UPDATE: Just got off the phone with bitComposer, who tell us that they DID acquire Stalker rights from the late Boris Strugatsky. Quite what this means for the S.T.A.L.K.E.R. franchise isn’t clear, as they can make no further comment at this time.

UPDATE 2: It seems we might be looking at STALKER for bitComposer and a separate franchise to S.T.A.L.K.E.R. Confusing, eh?

Those of you who have been following the saga of the demise of GSC and the subsequent death of STALKER 2 might recall that the property was held by GSC owner Sergiy Grygorovich, while most of the original dev team went off to form Vostok and work on Survarium. Now, though, there’s been a new development, with this news from German publisher bitComposer: “bitComposer Entertainment AG has acquired the exclusive worldwide rights for future video game adaptations of the acclaimed S.T.A.L.K.E.R. brand from Boris Natanovich Strygatsky (sic). This is the second strong international license that the Eschborn-based company has acquired within the space of a few years, and this move ensures that the successful series will continue.”

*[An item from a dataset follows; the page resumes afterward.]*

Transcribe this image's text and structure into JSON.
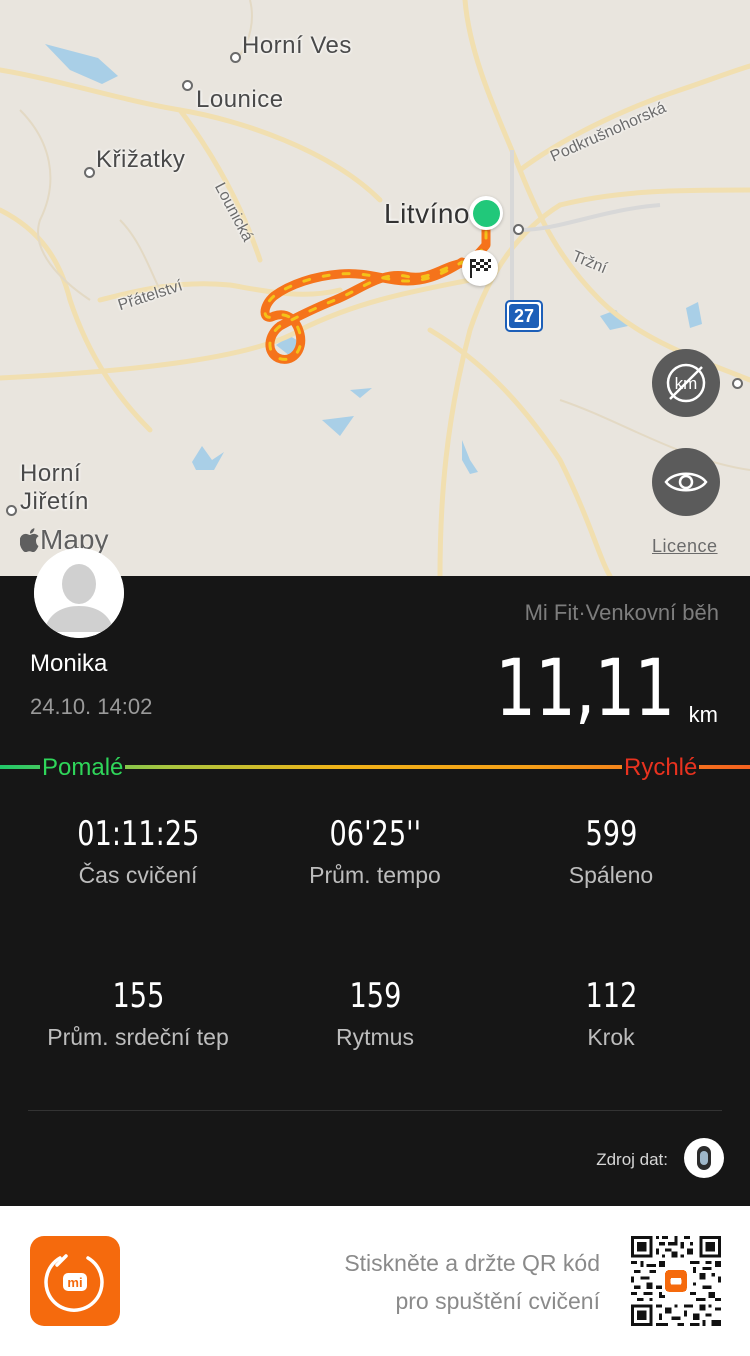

More details will apparently appear “shortly”, although it’s not entirely clear what rights are held here – given that the Stalker brand held by the authors is different from that held by the game creators, and could be an error or mistranslation. (And this perhaps rubbishes previous rumours that Bethesda had acquired the rights.) Quite who will make this new game, though, will be the burning question. Thanks to the huge flashing array of IM windows which lit up to inform me of this news.

We’ve contacted bitComposer for comment.